An image-free reproduction of the data below is needed: print it exactly.

Exercise input section start

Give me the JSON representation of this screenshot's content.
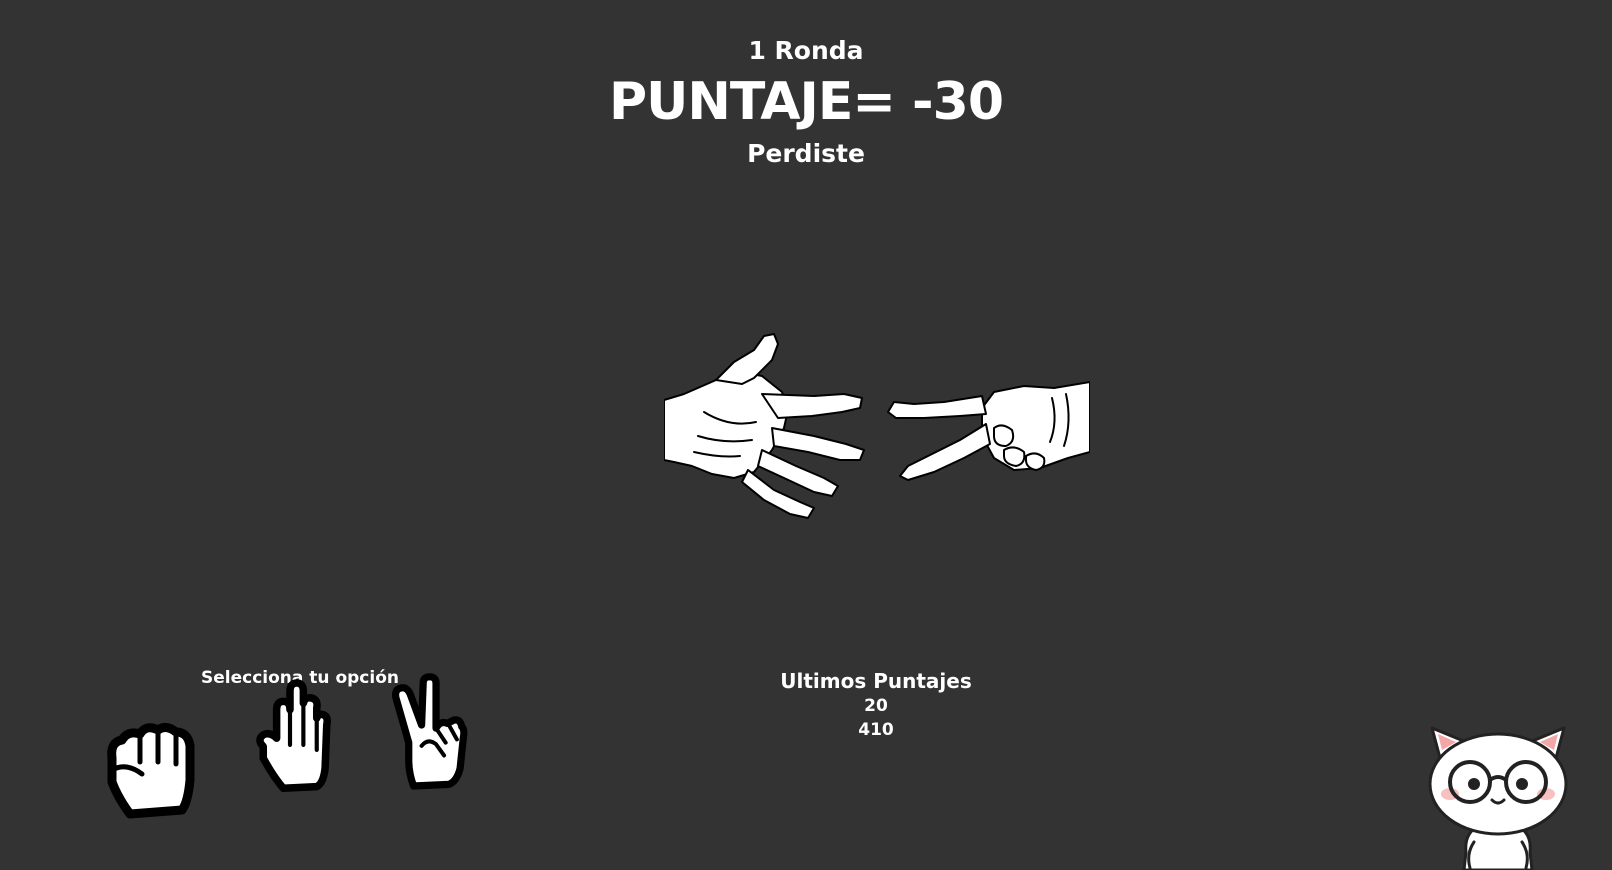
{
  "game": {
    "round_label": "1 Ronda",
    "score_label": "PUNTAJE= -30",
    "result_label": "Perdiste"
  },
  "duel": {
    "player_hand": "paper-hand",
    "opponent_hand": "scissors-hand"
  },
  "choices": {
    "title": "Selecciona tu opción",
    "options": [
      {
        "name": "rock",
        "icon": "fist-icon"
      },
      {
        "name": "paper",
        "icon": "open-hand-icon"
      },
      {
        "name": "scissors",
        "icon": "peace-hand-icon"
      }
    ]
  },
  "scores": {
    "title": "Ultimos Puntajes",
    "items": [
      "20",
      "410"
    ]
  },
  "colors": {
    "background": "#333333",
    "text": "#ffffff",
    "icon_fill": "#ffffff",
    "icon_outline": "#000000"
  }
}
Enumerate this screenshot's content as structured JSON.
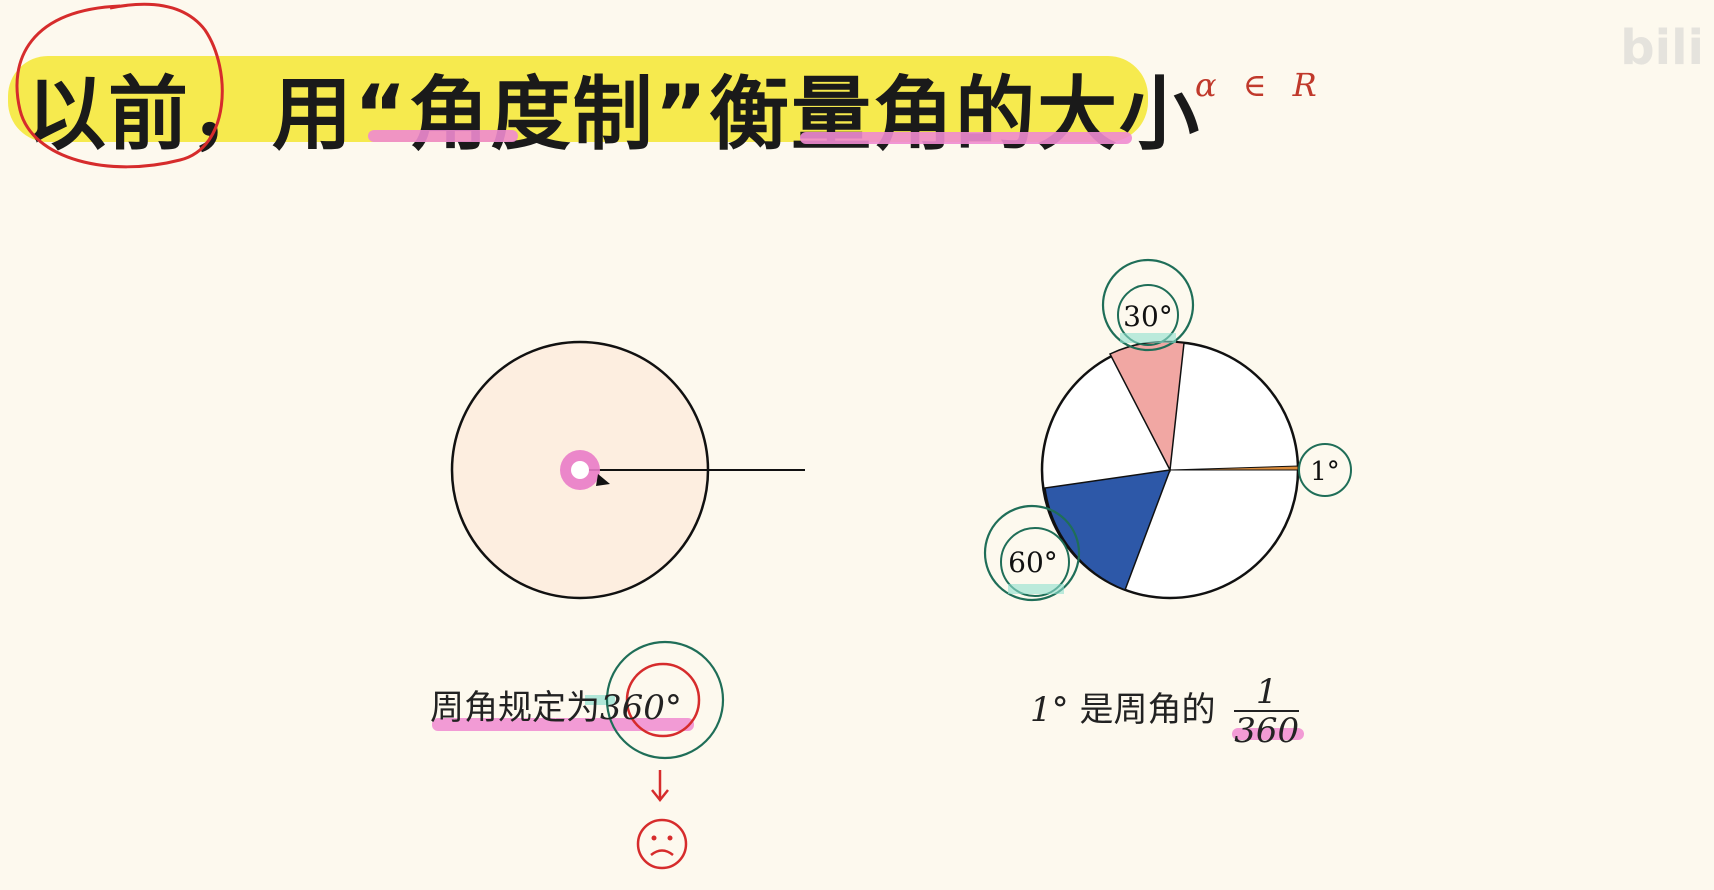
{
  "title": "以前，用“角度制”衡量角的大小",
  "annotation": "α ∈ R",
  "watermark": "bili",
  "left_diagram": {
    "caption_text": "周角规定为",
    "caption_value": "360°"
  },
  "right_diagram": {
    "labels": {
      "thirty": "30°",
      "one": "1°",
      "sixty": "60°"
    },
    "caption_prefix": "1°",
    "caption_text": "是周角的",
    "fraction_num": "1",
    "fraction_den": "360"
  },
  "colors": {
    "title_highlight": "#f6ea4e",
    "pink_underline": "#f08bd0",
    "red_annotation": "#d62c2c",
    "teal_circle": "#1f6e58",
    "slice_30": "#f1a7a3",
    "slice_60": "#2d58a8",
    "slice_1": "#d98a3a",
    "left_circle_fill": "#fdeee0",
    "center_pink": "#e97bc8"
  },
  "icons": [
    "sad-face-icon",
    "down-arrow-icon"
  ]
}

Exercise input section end

Solution –
Give me the JSON representation of this screenshot's content.
{
  "game": {
    "round_label": "1 Ronda",
    "score_label": "PUNTAJE= -30",
    "result_label": "Perdiste"
  },
  "duel": {
    "player_hand": "paper-hand",
    "opponent_hand": "scissors-hand"
  },
  "choices": {
    "title": "Selecciona tu opción",
    "options": [
      {
        "name": "rock",
        "icon": "fist-icon"
      },
      {
        "name": "paper",
        "icon": "open-hand-icon"
      },
      {
        "name": "scissors",
        "icon": "peace-hand-icon"
      }
    ]
  },
  "scores": {
    "title": "Ultimos Puntajes",
    "items": [
      "20",
      "410"
    ]
  },
  "colors": {
    "background": "#333333",
    "text": "#ffffff",
    "icon_fill": "#ffffff",
    "icon_outline": "#000000"
  }
}
Enumerate this screenshot's content as structured JSON.
{
  "title": "以前，用“角度制”衡量角的大小",
  "annotation": "α ∈ R",
  "watermark": "bili",
  "left_diagram": {
    "caption_text": "周角规定为",
    "caption_value": "360°"
  },
  "right_diagram": {
    "labels": {
      "thirty": "30°",
      "one": "1°",
      "sixty": "60°"
    },
    "caption_prefix": "1°",
    "caption_text": "是周角的",
    "fraction_num": "1",
    "fraction_den": "360"
  },
  "colors": {
    "title_highlight": "#f6ea4e",
    "pink_underline": "#f08bd0",
    "red_annotation": "#d62c2c",
    "teal_circle": "#1f6e58",
    "slice_30": "#f1a7a3",
    "slice_60": "#2d58a8",
    "slice_1": "#d98a3a",
    "left_circle_fill": "#fdeee0",
    "center_pink": "#e97bc8"
  },
  "icons": [
    "sad-face-icon",
    "down-arrow-icon"
  ]
}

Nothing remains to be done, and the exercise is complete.